— TASK PROMPT —
Work through the data line by line, gathering every line that has the word "content".

(Data about app and page elements)
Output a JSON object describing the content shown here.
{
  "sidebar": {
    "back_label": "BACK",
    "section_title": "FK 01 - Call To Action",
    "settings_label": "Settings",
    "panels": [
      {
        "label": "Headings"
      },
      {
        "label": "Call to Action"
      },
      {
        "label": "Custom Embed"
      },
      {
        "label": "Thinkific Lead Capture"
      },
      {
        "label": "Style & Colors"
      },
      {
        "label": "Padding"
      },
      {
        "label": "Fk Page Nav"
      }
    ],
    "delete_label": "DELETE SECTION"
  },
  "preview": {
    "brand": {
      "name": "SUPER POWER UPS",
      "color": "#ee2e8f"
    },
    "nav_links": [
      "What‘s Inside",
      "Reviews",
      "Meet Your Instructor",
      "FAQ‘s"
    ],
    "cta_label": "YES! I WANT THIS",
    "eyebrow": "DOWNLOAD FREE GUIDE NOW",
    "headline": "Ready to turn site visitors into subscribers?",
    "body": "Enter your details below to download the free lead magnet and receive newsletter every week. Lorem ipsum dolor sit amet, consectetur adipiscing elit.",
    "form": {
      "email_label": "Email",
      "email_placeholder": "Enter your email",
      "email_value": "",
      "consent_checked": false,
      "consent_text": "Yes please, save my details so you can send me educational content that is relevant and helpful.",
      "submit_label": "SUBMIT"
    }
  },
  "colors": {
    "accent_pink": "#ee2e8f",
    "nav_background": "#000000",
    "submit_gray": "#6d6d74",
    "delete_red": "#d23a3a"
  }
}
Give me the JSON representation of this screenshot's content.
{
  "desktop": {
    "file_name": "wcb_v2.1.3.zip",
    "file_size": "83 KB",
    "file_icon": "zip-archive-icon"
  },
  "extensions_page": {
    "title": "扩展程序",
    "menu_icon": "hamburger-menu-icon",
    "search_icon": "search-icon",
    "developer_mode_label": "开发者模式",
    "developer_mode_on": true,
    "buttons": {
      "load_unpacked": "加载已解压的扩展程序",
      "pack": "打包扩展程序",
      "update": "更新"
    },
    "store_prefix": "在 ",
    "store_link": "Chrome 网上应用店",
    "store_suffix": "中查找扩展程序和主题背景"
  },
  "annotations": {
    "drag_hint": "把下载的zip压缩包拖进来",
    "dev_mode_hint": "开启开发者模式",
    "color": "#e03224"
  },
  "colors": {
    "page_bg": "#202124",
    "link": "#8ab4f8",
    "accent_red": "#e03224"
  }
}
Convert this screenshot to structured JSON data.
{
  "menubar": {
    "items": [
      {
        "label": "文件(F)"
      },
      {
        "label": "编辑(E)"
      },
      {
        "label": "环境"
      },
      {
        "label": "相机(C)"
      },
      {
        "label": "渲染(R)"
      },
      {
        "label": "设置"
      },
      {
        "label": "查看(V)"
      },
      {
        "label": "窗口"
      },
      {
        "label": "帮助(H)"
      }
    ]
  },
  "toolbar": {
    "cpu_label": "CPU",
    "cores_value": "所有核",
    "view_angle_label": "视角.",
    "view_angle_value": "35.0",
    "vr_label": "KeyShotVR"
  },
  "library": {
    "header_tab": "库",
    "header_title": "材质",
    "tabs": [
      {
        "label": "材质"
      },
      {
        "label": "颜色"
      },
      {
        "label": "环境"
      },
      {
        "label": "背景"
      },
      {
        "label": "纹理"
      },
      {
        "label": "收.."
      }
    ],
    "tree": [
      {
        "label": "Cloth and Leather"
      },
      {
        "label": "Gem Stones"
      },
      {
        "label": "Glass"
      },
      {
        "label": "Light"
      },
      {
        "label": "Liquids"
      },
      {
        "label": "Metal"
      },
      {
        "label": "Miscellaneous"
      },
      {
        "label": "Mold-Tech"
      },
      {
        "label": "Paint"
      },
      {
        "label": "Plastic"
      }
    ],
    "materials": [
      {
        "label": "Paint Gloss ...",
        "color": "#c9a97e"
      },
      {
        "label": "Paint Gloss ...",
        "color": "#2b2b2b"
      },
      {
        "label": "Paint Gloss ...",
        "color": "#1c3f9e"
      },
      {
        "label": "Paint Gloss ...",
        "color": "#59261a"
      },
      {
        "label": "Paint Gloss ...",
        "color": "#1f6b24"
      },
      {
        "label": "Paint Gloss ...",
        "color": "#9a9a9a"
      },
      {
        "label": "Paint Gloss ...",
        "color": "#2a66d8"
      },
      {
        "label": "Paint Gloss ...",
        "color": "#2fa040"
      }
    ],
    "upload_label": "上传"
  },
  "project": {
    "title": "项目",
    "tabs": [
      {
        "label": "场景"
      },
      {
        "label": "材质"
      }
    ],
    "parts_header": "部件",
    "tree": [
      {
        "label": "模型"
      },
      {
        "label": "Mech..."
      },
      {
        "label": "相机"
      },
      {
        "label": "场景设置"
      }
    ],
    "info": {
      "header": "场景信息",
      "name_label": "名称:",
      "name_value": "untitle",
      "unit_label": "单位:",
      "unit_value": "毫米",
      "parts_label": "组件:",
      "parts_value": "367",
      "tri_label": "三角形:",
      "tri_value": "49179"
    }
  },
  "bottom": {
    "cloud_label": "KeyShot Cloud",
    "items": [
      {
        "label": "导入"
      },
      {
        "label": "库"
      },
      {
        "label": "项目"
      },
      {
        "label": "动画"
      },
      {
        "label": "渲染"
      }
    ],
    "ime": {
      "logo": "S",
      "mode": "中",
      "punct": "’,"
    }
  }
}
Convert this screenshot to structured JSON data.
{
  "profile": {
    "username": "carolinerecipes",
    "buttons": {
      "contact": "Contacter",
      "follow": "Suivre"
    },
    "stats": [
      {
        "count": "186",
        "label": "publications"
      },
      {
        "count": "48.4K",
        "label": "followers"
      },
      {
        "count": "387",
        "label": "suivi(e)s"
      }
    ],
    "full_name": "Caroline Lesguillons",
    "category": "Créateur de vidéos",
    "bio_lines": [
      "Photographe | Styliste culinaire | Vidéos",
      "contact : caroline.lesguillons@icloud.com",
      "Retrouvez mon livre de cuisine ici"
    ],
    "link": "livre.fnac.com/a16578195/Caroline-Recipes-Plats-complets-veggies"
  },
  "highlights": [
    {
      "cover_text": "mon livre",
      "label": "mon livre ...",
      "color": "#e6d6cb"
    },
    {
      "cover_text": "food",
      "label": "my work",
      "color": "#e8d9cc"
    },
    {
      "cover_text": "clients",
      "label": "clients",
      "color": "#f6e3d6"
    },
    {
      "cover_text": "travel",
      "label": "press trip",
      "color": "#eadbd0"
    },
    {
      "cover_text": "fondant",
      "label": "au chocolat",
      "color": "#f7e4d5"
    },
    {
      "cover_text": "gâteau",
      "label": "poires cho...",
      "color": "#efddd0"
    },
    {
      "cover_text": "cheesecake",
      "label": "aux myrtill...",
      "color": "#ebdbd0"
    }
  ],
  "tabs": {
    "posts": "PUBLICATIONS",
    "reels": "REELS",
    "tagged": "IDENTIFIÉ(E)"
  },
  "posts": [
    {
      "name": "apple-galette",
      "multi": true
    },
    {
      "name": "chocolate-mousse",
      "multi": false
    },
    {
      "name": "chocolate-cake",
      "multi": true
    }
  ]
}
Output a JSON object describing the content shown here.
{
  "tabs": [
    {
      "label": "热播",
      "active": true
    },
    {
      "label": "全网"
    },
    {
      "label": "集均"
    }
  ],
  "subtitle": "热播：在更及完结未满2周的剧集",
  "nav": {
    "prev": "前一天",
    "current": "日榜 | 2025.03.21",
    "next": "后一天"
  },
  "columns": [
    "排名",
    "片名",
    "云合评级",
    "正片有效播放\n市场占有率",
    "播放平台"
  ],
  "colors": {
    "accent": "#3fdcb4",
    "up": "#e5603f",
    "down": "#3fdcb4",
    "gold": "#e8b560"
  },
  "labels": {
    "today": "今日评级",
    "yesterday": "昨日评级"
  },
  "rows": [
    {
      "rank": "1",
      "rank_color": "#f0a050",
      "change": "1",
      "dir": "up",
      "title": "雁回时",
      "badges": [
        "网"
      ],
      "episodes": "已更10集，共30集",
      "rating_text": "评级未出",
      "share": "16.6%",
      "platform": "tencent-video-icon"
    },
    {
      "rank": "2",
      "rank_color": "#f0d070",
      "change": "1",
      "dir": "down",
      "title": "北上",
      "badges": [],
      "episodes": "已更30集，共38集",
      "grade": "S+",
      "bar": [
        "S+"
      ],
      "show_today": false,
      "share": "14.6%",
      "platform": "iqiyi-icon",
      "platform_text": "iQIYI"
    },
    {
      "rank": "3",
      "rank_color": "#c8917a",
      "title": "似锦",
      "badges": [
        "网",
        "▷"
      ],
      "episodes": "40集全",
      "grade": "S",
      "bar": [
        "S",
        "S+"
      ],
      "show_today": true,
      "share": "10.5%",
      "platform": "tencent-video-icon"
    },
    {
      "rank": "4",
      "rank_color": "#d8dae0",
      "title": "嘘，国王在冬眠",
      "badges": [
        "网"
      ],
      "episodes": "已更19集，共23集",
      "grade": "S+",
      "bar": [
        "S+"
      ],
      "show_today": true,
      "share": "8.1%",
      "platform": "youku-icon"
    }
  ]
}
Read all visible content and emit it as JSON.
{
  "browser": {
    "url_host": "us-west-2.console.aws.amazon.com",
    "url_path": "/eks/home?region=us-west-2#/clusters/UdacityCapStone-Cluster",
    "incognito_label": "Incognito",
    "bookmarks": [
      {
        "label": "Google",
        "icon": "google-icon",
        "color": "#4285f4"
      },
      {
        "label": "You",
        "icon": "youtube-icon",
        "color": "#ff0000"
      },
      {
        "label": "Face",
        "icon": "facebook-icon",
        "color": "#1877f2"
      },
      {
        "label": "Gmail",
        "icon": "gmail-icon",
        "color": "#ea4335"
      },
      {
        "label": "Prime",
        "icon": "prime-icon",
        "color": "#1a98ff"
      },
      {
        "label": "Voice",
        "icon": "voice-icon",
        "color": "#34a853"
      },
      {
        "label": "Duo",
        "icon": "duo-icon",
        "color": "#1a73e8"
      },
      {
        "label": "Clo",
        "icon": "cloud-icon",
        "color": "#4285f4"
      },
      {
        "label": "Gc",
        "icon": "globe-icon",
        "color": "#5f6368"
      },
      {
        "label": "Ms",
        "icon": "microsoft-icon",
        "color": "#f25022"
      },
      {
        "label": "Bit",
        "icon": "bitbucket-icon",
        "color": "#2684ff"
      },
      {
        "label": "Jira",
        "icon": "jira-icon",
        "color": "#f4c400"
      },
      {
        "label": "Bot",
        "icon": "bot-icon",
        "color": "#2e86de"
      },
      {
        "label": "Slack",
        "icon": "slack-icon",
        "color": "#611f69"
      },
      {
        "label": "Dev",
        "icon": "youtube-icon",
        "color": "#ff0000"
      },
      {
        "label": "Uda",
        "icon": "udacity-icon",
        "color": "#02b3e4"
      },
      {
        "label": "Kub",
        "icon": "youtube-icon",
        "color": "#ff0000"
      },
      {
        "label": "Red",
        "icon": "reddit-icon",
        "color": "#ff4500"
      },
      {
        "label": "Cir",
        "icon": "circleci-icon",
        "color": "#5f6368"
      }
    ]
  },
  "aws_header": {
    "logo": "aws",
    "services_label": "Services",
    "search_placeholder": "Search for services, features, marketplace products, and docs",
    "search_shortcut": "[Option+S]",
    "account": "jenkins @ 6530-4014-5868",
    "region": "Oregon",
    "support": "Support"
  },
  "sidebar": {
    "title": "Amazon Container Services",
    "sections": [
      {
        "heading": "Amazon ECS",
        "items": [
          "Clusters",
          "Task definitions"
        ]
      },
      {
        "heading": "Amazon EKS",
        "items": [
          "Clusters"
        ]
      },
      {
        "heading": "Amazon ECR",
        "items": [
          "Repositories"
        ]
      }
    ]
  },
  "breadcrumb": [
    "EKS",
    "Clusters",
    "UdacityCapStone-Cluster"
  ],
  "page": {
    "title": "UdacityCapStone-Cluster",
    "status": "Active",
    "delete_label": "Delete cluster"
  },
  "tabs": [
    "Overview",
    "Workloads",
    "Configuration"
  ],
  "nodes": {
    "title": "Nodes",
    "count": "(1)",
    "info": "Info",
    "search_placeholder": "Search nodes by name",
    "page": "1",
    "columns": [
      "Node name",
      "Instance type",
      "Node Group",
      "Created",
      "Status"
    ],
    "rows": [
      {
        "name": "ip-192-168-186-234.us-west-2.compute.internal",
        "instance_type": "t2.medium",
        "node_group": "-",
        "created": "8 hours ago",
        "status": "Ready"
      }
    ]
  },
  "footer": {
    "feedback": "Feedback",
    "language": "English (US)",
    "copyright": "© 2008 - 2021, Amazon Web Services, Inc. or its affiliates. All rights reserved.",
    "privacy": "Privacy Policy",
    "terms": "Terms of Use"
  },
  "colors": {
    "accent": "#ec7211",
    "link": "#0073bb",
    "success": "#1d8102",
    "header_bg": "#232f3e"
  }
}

— RESPONSE —
Output a JSON object describing the content shown here.
      "consent_text": "Yes please, save my details so you can send me educational content that is relevant and helpful.",
Give me the JSON representation of this screenshot's content.
Output a JSON object describing the content shown here.
Read all visible content and emit it as JSON.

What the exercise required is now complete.